Saddened at the realisation a legend had overtaken and buried a man, who needed to be allowed his humanity rather than his hero status, if only to grieve. Saddened he would no longer be able to look at a figure he had respected with every fibre of his being, and see anything other than the roaring lion of past glories, rather than a pragmatic, real person, capable of understanding how the present and future worked.
And envious; deeply envious, which was a strange emotion, he knew – of a husband, who loved so much, and so deeply, his mind refused to process a death, and instead went into fight and flight mode – through seeing a pile of junk mail as death threats against his beloved, heroic wife, who had withstood the horrors of torture in the Resistance, only to die at the hands of a careless drunk driver on a sunny afternoon in the English countryside.
He saluted the young private on duty, and left, as the wind whipped a coupon towards his feet, notifying him of a special offer.
For his eyes only, of course.
An historical junk note, or two:
Webster’s records the first known usage of the term ‘junk mail’ as occurring in 1954.

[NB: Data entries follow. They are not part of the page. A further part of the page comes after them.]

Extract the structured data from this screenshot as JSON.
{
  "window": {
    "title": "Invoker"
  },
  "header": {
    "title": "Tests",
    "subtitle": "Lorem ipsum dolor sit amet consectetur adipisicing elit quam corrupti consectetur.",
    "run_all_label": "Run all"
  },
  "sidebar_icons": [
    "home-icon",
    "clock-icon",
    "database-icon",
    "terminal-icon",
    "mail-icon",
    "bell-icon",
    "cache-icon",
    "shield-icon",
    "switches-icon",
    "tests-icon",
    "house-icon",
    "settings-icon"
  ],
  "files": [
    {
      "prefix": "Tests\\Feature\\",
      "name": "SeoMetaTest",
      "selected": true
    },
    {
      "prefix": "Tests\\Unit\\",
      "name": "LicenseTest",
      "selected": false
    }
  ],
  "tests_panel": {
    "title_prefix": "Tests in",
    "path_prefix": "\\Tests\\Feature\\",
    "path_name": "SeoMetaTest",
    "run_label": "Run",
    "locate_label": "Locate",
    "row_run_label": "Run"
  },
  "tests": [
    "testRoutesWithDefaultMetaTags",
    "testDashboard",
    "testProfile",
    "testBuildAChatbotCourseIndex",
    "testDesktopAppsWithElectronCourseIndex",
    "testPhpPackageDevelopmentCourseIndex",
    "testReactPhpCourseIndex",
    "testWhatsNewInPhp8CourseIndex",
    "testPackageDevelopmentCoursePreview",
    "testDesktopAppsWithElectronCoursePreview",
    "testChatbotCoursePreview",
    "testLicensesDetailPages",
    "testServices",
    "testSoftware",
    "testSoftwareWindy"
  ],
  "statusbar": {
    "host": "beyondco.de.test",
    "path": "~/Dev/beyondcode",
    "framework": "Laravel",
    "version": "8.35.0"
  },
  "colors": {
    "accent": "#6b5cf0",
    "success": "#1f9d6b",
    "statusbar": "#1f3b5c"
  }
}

The Suez Crisis, variously known as the Tripartite Aggression and the Kadesh Operation, took place in October, 1956, when Israel, and later the United Kingdom and France, invaded Egypt with the aim of retaking control of the Suez Canal and removing Gamal Abdel Nasser from power. It was a farce, with the three eventually forced to withdraw by the USA, the USSR, and the UN. It resulted amongst other things in the humiliation of Great Britain, in then Prime Minister Anthony Eden resigning, and is widely agreed by historians and strategists to be the beginning of the end of Great Britain’s role as one of the global political powers.
Ian Fleming, who whilst not a member of MI6, served within Naval Intelligence during and just after World War Two, published the first of his James Bond stories – Casino Royale – in 1953. All devotees of Commander James Bond, RNVR, of whom I am one, though not at all of a fan of Fleming himself, forgive me for the artistic licence. It was just a sly little poke.
Oh – and just like Sir Winnie the Pooh, I may have told a porky. That was his quote, true; but whether or not it was about advertising?
I couldn’t possibly comment.